Tommy’s mum wasn’t far wrong – it took 28 years before the Church on the Stye Brae was actually opened, and the determined congregation of Gilnahirk worshipped in their little thatched meeting house until then, with the goal of their own church fixed in front of them. There is no written record of the Minister, but it is commonly agreed that he was the Rev Alexander McDowell a Scotsman. They called themselves a Dissenting Congregation and this is engraved on the communion vessels that were in use from 1776.
There are no photos of the original church opened in 1789. This is the one that replaced it in 1845 when Dr Coulter was minister.
By this stage the Minister was the Rev. Francis Pringle whose name is on the first date stone, now to be seen on the wall of the church in the Stye Brae hallway. He didn’t stay long after the new church was built as his views clashed somewhat with the United Irishmen in the congregation and he was basically chased out of the area. It would seem that the people of Gilnahirk still held tight to their own particular convictions. No wonder it was 3 years before they managed to get a new minister! It was at this time that a group left and established Granshaw Church. Rev Dr J Coulter was greatly loved by the Congregation and respected throughout the church. Indeed he was elected Moderator of the General Assembly in 1851. But even he managed to create some controversy over his association with the All Ireland Tenant League. This movement was trying to bring better conditions to both sides of the religious divide and was supported by both Priest and Presbyterian Minister – but not all Presbyterian Ministers!
In 1887 a Manse was completed for the sum of £875 and in 1899 a Lecture Hall was added to the back of the Church. The church was extensively renovated in 1910 and it is more or less the same now as it was then. Various maintenance works have been carried out but the structure is easily recognised.
A new suite of Halls were built to the front of the church in 1985 -
Music has played an important role in the life of Gilnahirk congregation over the years. Many people speak fondly of church socials held in the old Upper Hall, where the Stye Brae centre now stands, and this tradition has been adapted to our times with a varied range of shows and concerts. In the room where the Choir hold their practices in the Stye Brae centre, you can see certificates hanging on the wall which record their success under the direction of the then Precentor, Hugh Hill, at Belfast Music Festival 80 or so years ago. Interestingly, the certificates are signed by a range of people who were at the time major figures on the music scene at a National level, giving some indication of the high standard that was being achieved at the time in Gilnahirk. Also, many people in the present day congregation are actively involved in music, as members of bands, in amateur musical theatre, or through their support of concerts and musical events on a regular basis. Although time moves on, and things change, and the way we do things change, nevertheless music is still important to us.

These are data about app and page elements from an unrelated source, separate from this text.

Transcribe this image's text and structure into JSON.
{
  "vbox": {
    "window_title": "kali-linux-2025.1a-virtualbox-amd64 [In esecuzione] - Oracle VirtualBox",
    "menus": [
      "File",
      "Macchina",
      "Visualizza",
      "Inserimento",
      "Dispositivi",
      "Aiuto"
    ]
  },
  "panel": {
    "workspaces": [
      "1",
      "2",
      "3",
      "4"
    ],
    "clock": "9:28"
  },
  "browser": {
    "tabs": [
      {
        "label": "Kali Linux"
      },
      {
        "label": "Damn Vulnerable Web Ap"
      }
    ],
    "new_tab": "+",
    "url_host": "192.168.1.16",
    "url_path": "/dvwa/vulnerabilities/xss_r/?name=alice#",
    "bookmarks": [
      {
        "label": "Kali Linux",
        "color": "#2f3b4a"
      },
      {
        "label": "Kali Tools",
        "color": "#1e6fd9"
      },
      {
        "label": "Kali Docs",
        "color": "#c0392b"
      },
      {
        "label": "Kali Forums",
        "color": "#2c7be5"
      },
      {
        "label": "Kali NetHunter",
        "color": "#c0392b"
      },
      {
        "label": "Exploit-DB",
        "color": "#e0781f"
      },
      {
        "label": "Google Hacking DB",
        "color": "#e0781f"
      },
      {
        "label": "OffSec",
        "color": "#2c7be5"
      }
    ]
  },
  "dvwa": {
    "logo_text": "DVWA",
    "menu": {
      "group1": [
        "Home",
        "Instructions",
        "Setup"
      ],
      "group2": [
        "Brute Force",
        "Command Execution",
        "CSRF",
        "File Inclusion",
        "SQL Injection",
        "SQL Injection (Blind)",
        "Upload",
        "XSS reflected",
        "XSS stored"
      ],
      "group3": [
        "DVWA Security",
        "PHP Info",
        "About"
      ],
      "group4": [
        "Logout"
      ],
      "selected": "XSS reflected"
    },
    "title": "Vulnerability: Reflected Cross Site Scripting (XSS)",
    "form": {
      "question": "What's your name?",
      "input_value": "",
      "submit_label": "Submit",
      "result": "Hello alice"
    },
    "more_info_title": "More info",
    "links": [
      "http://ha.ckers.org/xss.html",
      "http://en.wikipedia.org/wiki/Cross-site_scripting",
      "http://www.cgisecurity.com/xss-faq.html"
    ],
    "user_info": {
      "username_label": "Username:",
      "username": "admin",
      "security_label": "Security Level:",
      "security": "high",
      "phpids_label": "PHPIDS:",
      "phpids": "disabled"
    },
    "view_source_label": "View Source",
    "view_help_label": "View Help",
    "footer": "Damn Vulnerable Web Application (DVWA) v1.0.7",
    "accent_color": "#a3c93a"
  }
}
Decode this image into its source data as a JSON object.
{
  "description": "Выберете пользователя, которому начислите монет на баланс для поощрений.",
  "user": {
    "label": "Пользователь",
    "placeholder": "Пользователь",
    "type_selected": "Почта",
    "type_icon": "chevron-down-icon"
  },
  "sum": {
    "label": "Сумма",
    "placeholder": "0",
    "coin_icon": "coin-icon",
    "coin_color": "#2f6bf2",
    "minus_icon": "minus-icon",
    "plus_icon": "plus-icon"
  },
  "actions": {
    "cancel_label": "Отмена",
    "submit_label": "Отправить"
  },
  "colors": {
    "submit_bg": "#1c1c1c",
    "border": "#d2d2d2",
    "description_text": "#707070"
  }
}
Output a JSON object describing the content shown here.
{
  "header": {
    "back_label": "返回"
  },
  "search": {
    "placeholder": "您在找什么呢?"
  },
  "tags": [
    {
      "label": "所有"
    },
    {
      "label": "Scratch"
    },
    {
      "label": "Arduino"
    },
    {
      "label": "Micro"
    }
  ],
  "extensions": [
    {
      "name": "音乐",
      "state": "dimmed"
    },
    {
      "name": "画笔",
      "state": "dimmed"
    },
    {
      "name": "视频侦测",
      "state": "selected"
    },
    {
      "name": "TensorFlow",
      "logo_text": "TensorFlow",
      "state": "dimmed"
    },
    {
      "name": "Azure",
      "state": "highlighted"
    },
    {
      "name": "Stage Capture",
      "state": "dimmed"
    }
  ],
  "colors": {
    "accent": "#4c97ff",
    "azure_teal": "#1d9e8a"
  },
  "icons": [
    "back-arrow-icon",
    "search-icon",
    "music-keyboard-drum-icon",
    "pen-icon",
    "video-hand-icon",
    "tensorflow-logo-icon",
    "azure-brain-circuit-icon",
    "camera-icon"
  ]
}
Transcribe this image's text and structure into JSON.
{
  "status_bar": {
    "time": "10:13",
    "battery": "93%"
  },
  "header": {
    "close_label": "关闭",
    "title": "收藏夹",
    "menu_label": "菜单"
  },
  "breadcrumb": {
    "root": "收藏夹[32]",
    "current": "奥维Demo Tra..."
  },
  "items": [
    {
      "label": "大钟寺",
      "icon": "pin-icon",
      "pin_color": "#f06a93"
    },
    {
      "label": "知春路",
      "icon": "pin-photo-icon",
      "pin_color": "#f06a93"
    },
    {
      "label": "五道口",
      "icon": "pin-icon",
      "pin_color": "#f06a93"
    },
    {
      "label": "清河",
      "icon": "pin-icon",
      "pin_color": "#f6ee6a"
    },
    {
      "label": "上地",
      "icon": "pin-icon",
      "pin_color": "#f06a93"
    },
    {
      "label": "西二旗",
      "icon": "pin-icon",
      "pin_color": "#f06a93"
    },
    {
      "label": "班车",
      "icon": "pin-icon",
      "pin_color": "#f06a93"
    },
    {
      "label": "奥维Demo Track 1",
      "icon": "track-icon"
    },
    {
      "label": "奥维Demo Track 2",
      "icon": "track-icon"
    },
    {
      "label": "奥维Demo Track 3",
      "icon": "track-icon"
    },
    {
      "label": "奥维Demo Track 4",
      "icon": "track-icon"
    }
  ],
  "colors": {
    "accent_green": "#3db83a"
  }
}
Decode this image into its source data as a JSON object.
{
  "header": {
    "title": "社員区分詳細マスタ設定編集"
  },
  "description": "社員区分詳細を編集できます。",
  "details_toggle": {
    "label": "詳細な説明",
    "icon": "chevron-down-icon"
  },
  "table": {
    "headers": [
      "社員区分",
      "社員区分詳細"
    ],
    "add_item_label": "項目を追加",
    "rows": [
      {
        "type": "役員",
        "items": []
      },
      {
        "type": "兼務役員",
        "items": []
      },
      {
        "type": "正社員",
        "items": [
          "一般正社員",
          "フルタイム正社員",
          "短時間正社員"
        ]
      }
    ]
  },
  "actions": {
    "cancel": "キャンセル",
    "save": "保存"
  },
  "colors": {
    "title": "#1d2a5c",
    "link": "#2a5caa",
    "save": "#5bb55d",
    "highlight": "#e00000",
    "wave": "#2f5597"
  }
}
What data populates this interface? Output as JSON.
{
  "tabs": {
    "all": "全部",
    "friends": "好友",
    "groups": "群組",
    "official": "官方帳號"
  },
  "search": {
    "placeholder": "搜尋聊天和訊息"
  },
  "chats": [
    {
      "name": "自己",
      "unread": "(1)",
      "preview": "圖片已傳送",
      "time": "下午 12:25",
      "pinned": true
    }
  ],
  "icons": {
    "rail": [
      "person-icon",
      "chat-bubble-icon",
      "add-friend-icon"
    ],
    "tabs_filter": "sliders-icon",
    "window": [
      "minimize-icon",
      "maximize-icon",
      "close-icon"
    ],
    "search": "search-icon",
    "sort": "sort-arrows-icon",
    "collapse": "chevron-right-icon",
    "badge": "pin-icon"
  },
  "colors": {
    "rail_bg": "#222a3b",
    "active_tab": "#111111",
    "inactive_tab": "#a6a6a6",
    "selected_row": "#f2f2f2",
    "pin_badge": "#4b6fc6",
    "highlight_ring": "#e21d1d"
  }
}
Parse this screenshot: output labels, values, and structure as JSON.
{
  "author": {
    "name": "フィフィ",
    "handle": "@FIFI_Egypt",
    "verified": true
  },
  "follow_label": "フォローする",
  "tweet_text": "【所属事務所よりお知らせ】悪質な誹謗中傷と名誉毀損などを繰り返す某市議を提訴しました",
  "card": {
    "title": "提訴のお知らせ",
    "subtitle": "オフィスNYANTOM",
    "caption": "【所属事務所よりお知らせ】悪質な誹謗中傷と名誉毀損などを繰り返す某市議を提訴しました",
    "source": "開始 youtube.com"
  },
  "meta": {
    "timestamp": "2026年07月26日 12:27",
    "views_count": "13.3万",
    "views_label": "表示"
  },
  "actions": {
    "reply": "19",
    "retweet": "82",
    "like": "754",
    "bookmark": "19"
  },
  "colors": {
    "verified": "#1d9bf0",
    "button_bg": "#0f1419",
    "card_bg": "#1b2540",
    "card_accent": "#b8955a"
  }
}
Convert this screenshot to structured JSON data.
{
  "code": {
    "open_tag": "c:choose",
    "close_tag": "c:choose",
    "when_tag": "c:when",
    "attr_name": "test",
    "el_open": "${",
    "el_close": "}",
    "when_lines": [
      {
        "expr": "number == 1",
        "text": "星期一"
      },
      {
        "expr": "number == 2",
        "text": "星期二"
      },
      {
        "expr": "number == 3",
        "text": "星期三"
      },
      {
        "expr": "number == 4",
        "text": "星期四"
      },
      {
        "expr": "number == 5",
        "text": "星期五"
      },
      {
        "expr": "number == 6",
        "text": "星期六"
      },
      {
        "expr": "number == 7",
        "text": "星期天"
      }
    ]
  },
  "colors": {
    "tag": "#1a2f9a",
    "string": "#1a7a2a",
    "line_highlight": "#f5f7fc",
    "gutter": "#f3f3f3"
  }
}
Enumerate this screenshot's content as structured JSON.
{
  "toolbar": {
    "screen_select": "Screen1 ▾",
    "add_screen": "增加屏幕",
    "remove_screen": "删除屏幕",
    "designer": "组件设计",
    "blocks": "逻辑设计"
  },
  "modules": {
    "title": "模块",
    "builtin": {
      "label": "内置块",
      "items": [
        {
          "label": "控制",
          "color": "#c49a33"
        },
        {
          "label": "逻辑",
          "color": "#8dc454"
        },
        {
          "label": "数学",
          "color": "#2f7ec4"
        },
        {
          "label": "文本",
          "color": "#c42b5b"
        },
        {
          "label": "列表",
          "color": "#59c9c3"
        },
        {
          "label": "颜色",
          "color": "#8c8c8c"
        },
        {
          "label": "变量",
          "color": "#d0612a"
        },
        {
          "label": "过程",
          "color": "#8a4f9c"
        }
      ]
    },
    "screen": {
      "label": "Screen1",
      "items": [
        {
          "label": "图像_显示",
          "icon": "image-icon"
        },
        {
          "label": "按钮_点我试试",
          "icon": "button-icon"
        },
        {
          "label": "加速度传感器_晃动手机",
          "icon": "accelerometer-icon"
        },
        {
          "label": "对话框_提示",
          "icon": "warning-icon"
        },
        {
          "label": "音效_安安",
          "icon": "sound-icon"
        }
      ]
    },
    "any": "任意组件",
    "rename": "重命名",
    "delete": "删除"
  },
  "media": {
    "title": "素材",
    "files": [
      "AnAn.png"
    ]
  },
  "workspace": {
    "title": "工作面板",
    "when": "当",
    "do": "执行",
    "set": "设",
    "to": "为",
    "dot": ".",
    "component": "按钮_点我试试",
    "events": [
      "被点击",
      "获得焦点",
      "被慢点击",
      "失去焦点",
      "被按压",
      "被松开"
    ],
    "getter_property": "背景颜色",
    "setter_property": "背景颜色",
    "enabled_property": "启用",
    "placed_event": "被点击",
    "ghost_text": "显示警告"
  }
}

Gilnahirk today is largely unchanged from its appearance in this photograph